English edit

Etymology edit

aid +‎ -er

Noun edit

aider (plural aiders)

  1. A person who aids or assists.
    • 1548, Edward Hall, “The trobleous season of Kyng Henry the sixt, The .xv. yere”, in Hall’s Chronicle[1], London: Richard Grafton:
      The capitaines of the toune seyng theire pillers borken, and their chief ayders discomfited, rendered the toune to the duke of Somerset,
    • 1589, George Puttenham, The Arte of English Poesie[2], London: Richard Field, Book 3, Chapter 15, p. 254:
      [] arte is neither an aider nor a surmounter, but onely a bare immitatour of natures works, following and counterfeyting her actions and effects []
    • 1838 March – 1839 October, Charles Dickens, “Of the Internal Economy of Dotheboys Hall”, in The Life and Adventures of Nicholas Nickleby, London: Chapman and Hall, [], published 1839, →OCLC, page 73:
      [] being there as an assistant, he actually seemed—[]—to be the aider and abettor of a system which filled him with honest disgust and indignation, []
    • 1898, Paul Laurence Dunbar, chapter III, in The Uncalled: A Novel, New York, N.Y.: Dodd, Mead and Company, →OCLC, page 23:
      The woman in question had, as she said, been a close friend of Margaret’s, and, as such, an aider in her habits of intemperance.
  2. (climbing) A mountaineer's stirrup or étrier.
    As I was switching my feet in my aiders, the hook popped.
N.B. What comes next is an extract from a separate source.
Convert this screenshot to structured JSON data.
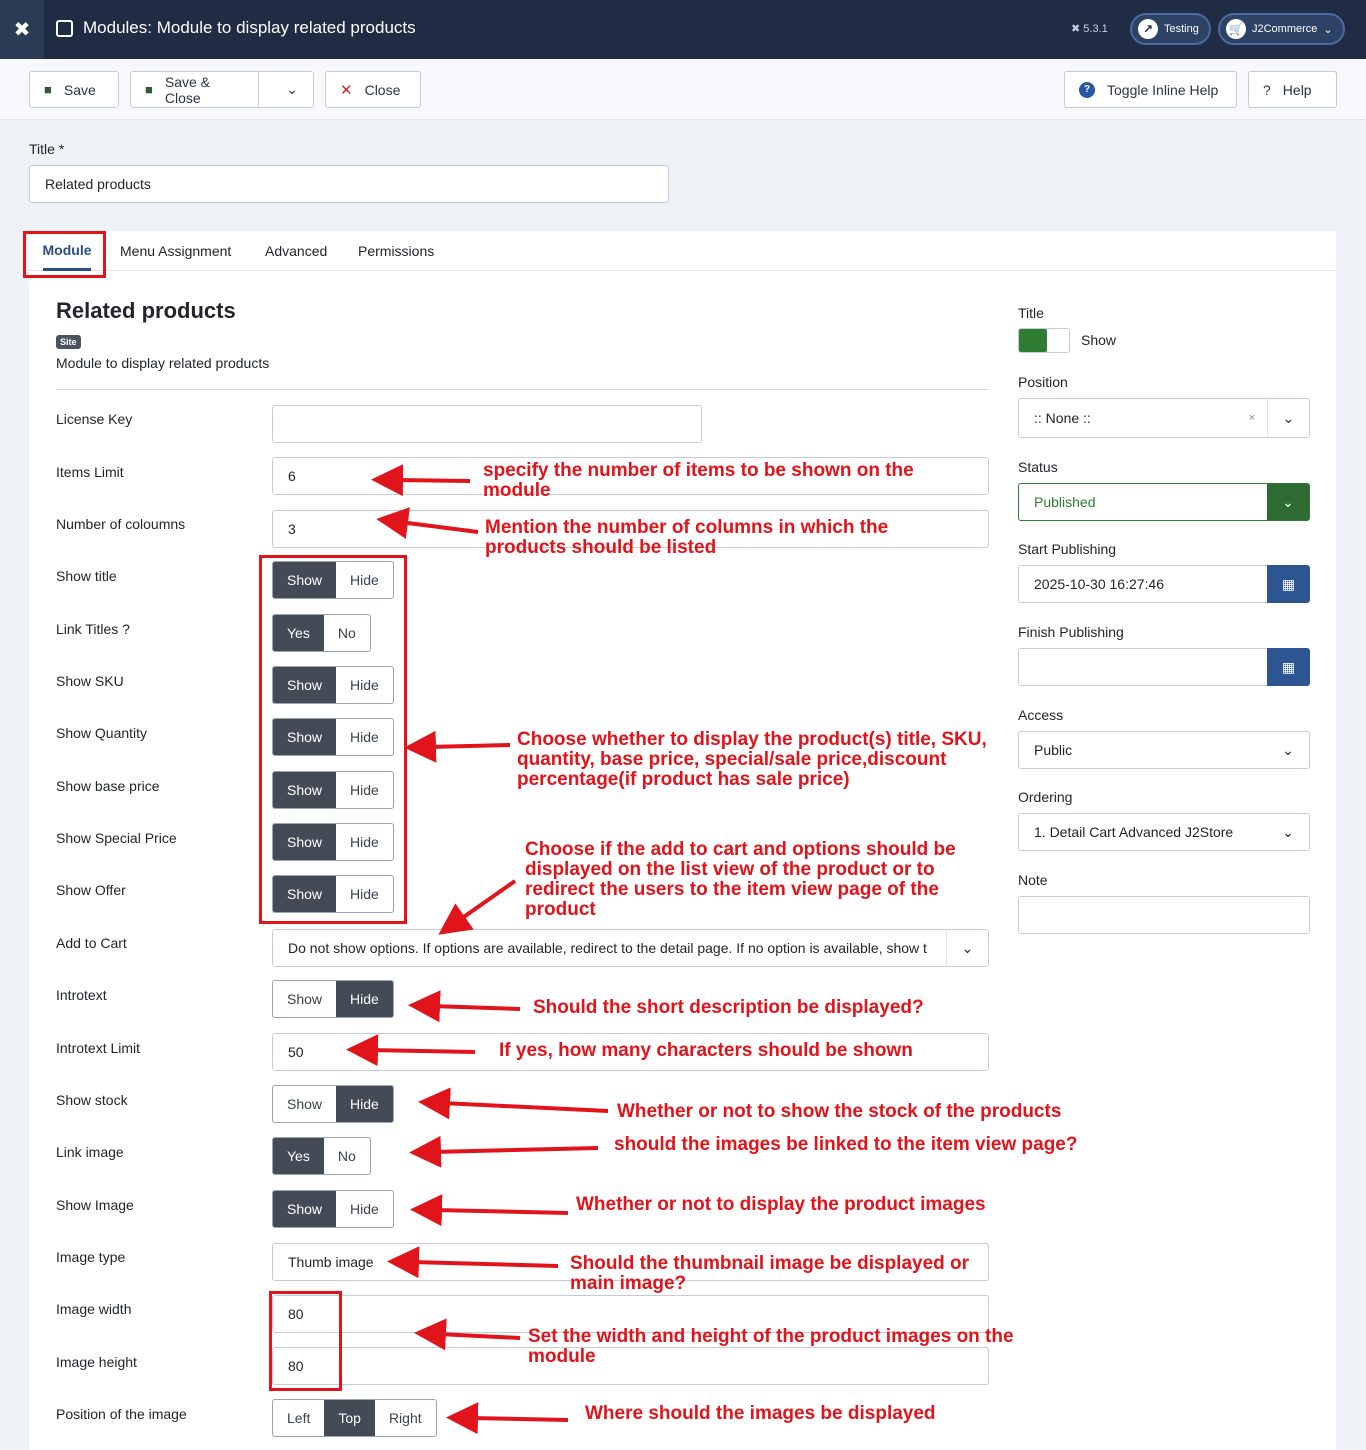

Usage notes edit

Often used in the phrase aider and abettor; see also aid and abet.

Related terms edit

Anagrams edit

French edit

Etymology edit

Inherited from Middle French ayder, from Old French aidier, from Latin adiutāre (help, assist). Cognate with Catalan aidar, Spanish ayudar, Romanian ajuta, Italian aiutare, Portuguese and Catalan ajudar.

Pronunciation edit

  • IPA(key): /ɛ.de/, /e.de/
  • (file)

Verb edit


  1. to help; to aid

Conjugation edit

Derived terms edit

Related terms edit

Descendants edit

  • Saint Dominican Creole French: hinder
  • English: mayday (from (venez) m’aider!)

Further reading edit

Anagrams edit